At the time of our visit in mid-October, Ryder had a team of 95 people in China, eight of which were logistics engineers. It managed 226,000 square feet of warehouse space in six cities: Shanghai, Beijing, Wuxi, Changchun, Nanjing and Kunming. Ryder was also managing domestic transportation in approximately 200 distinct lanes. This December, Ryder is starting up a new operation for a consumer electronics/white goods customer in Shanghai that will bring its total square footage to approximately 500,000 square feet, its transportation management network to about 250 lanes, and its total number of employees to 160. This operation is set to go live the second week of December. In addition, Ryder is contracted to open up warehousing operations in Guangzhou, Harbin, Fuzhou, Changsha, Wuhan, and Zhengzhou in the first quarter of the new year.
In addition to Ryder’s traditional transportation management and value-added warehousing and distribution operations, Ryder China is currently providing some interesting global transportation management services that are capable due to the time difference of 12 hours between the eastern U.S. and Shanghai. According to Chris Woodward–Ryder’s managing director for China–by using teams composed of Ryder staff in both the U.S. and China, Ryder provides a virtual 24 hour work day making it easier to staff and support central transportation management operations required to run 24 hours, seven days a week.
Case Study: Merloni’s, Ryder Domestic China, Network Redesign and 3PL/4PL Services
With the help of i2’s Supply Chain Strategist, supply chain network optimization software, forecasted demand volumes and service level requirements, Ryder’s engineers designed an optimal domestic China distribution network for Merloni’s Ariston water heater product line. In addition, Ryder worked with Merloni in developing key indicators for monitoring supply chain performance.

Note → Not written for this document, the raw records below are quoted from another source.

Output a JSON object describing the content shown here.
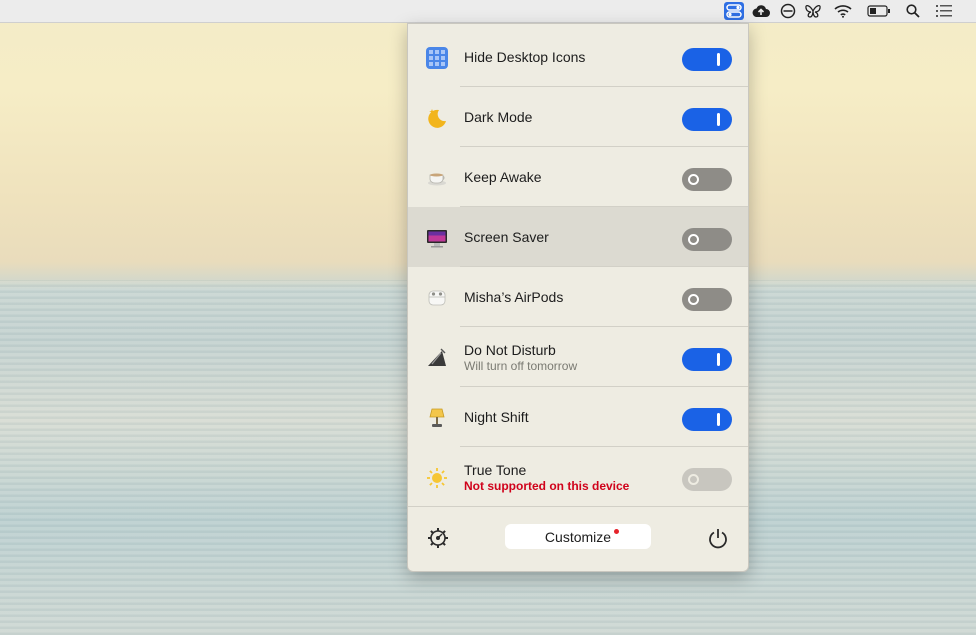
{
  "menubar": {
    "icons": [
      "toggles-icon",
      "cloud-upload-icon",
      "dnd-circle-icon",
      "butterfly-icon",
      "wifi-icon",
      "battery-icon",
      "search-icon",
      "menu-list-icon"
    ]
  },
  "panel": {
    "items": [
      {
        "title": "Hide Desktop Icons",
        "subtitle": "",
        "state": "on",
        "icon": "grid-icon"
      },
      {
        "title": "Dark Mode",
        "subtitle": "",
        "state": "on",
        "icon": "moon-icon"
      },
      {
        "title": "Keep Awake",
        "subtitle": "",
        "state": "off",
        "icon": "cup-icon"
      },
      {
        "title": "Screen Saver",
        "subtitle": "",
        "state": "off",
        "icon": "monitor-icon"
      },
      {
        "title": "Misha’s AirPods",
        "subtitle": "",
        "state": "off",
        "icon": "airpods-icon"
      },
      {
        "title": "Do Not Disturb",
        "subtitle": "Will turn off tomorrow",
        "state": "on",
        "icon": "dnd-icon"
      },
      {
        "title": "Night Shift",
        "subtitle": "",
        "state": "on",
        "icon": "lamp-icon"
      },
      {
        "title": "True Tone",
        "subtitle": "Not supported on this device",
        "state": "disabled",
        "icon": "sun-icon"
      }
    ],
    "customize_label": "Customize"
  },
  "colors": {
    "accent": "#1a62e6",
    "warning": "#d0021b",
    "panel_bg": "#eeece2"
  }
}
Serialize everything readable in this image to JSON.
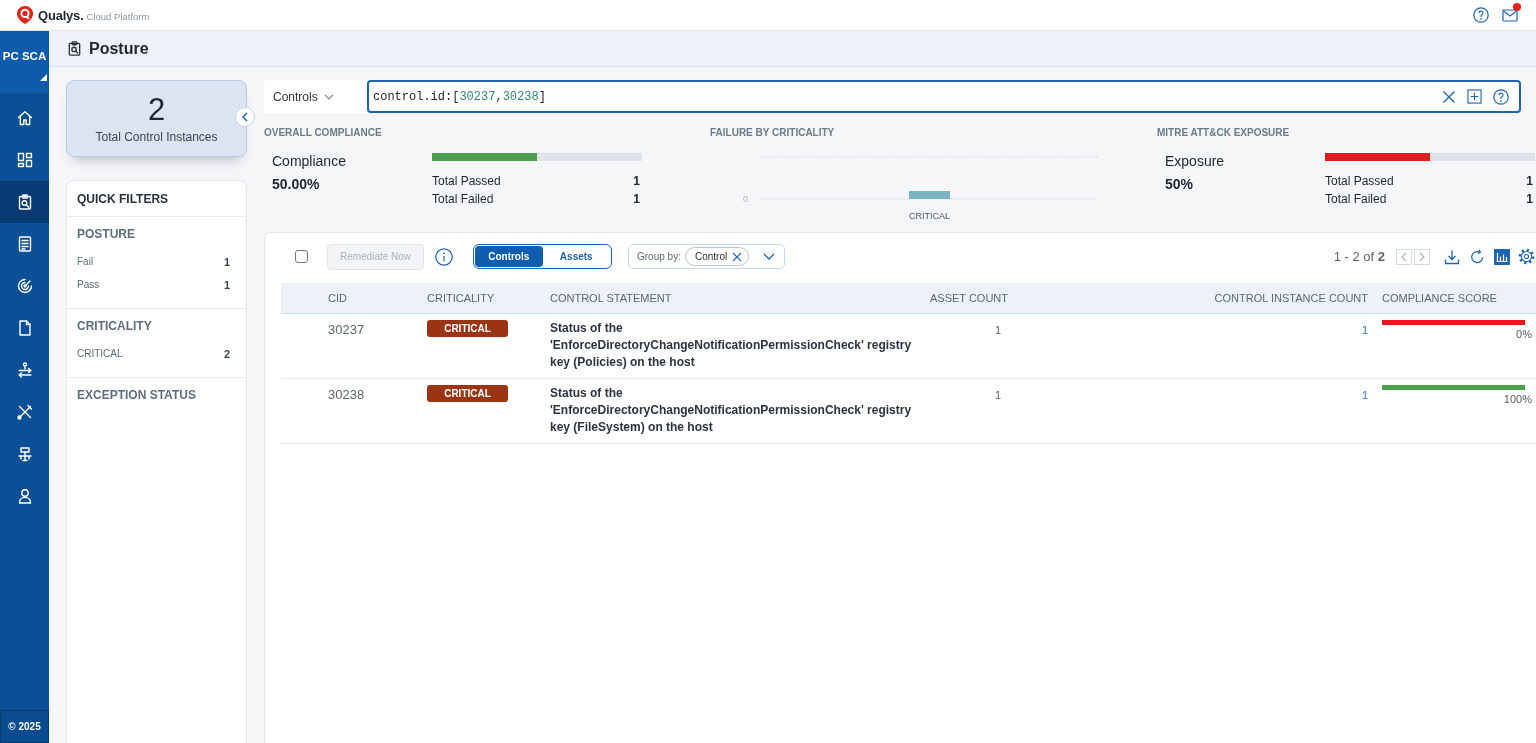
{
  "topbar": {
    "brand": "Qualys.",
    "product": "Cloud Platform",
    "unread": true
  },
  "nav": {
    "app": "PC SCA",
    "items": [
      {
        "kind": "home",
        "selected": false
      },
      {
        "kind": "grid",
        "selected": false
      },
      {
        "kind": "clipboard",
        "selected": true
      },
      {
        "kind": "checklist",
        "selected": false
      },
      {
        "kind": "radar",
        "selected": false
      },
      {
        "kind": "file",
        "selected": false
      },
      {
        "kind": "connector",
        "selected": false
      },
      {
        "kind": "tools",
        "selected": false
      },
      {
        "kind": "network",
        "selected": false
      },
      {
        "kind": "user",
        "selected": false
      }
    ],
    "footer": "© 2025"
  },
  "page": {
    "title": "Posture"
  },
  "summary": {
    "count": "2",
    "label": "Total Control Instances"
  },
  "quick_filters": {
    "title": "QUICK FILTERS",
    "groups": [
      {
        "title": "POSTURE",
        "items": [
          {
            "label": "Fail",
            "count": "1"
          },
          {
            "label": "Pass",
            "count": "1"
          }
        ]
      },
      {
        "title": "CRITICALITY",
        "items": [
          {
            "label": "CRITICAL",
            "count": "2"
          }
        ]
      },
      {
        "title": "EXCEPTION STATUS"
      }
    ]
  },
  "search": {
    "scope": "Controls",
    "query": [
      {
        "kind": "text",
        "text": "control.id:["
      },
      {
        "kind": "number",
        "text": "30237"
      },
      {
        "kind": "text",
        "text": ","
      },
      {
        "kind": "number",
        "text": "30238"
      },
      {
        "kind": "text",
        "text": "]"
      }
    ]
  },
  "stats": [
    {
      "kind": "meter",
      "heading": "OVERALL COMPLIANCE",
      "title": "Compliance",
      "value": "50.00%",
      "level": 0.5,
      "color": "#4c9f4c",
      "rows": [
        {
          "label": "Total Passed",
          "value": "1"
        },
        {
          "label": "Total Failed",
          "value": "1"
        }
      ]
    },
    {
      "kind": "chart",
      "heading": "FAILURE BY CRITICALITY",
      "axis_tick": "0",
      "category": "CRITICAL"
    },
    {
      "kind": "meter",
      "heading": "MITRE ATT&CK EXPOSURE",
      "title": "Exposure",
      "value": "50%",
      "level": 0.5,
      "color": "#e01b1b",
      "rows": [
        {
          "label": "Total Passed",
          "value": "1"
        },
        {
          "label": "Total Failed",
          "value": "1"
        }
      ]
    }
  ],
  "table": {
    "toolbar": {
      "select_all": {
        "checked": false
      },
      "remediate": {
        "label": "Remediate Now",
        "disabled": true
      },
      "views": [
        {
          "label": "Controls",
          "selected": true
        },
        {
          "label": "Assets",
          "selected": false
        }
      ],
      "group_by": {
        "label": "Group by:",
        "chip": "Control"
      },
      "pagination": "1 - 2 of **2**",
      "pager": [
        {
          "kind": "prev",
          "disabled": true
        },
        {
          "kind": "next",
          "disabled": true
        }
      ]
    },
    "columns": [
      "CID",
      "CRITICALITY",
      "CONTROL STATEMENT",
      "ASSET COUNT",
      "CONTROL INSTANCE COUNT",
      "COMPLIANCE SCORE"
    ],
    "rows": [
      {
        "cid": "30237",
        "criticality": "CRITICAL",
        "statement": "Status of the 'EnforceDirectoryChangeNotificationPermissionCheck' registry key (Policies) on the host",
        "asset_count": "1",
        "instance_count": "1",
        "score": "0%",
        "passed": false
      },
      {
        "cid": "30238",
        "criticality": "CRITICAL",
        "statement": "Status of the 'EnforceDirectoryChangeNotificationPermissionCheck' registry key (FileSystem) on the host",
        "asset_count": "1",
        "instance_count": "1",
        "score": "100%",
        "passed": true
      }
    ]
  }
}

By utilizing Ryder’s optimal network design solution and its 3PL and 4PL services, Merloni has reduced its Chinese distribution center (DC) network from 18 to 12 Ryder managed locations. The redesign has dramatically reduced Merloni’s on-hand inventory levels while improving its transportation service and direct service area coverage to customers.
While Ryder’s main Merloni central distribution center operation is in Wuxi, we had a chance to visit its 4PL Shanghai regional distribution center (RDC) operation in the northwestern Jiading district of Shanghai.
Ryder utilizes a local 3PL (Kanto) for warehousing, including non-management labor, and Merloni’s Shanghai local transportation services. The RDC is 22,600 square feet and product is stored on pallets on the warehouse floor. Most of the water heaters are destined to Chinese big-box retail stores such as Gome and Yolo.
To support its Chinese warehousing and distribution operations including Merloni, Ryder uses a popular local warehouse management system–“Flux” WMS. Flux is integrated with Merloni’s order management system in Wuxi. As orders are generated they drop into Flux. Flux is used to print paper pick lists for picking in the warehouse and for putaway of product as it is received. Once product is picked and loaded into trucks for outbound distribution, Flux is updated with the information which also automatically updates Merloni’s order management system. Through this tight integration, inventory accuracy and visibility has been dramatically improved.
Ryder has learned many lessons since entering the Chinese 3PL market with SGM. It is using its logistics engineering expertise, information systems, and operational process design expertise to develop tier-one Chinese supply chain operations and differentiate itself from domestic 3PL competitors. Ryder has had to be creative in its business development approach and is beginning to see significant success. With this approach, Ryder has become established in one of the fastest growing global 3PL markets and is on track to become a leading domestic Chinese 3PL provider.
Sources: A&A Primary Research, http://www.ryder.com/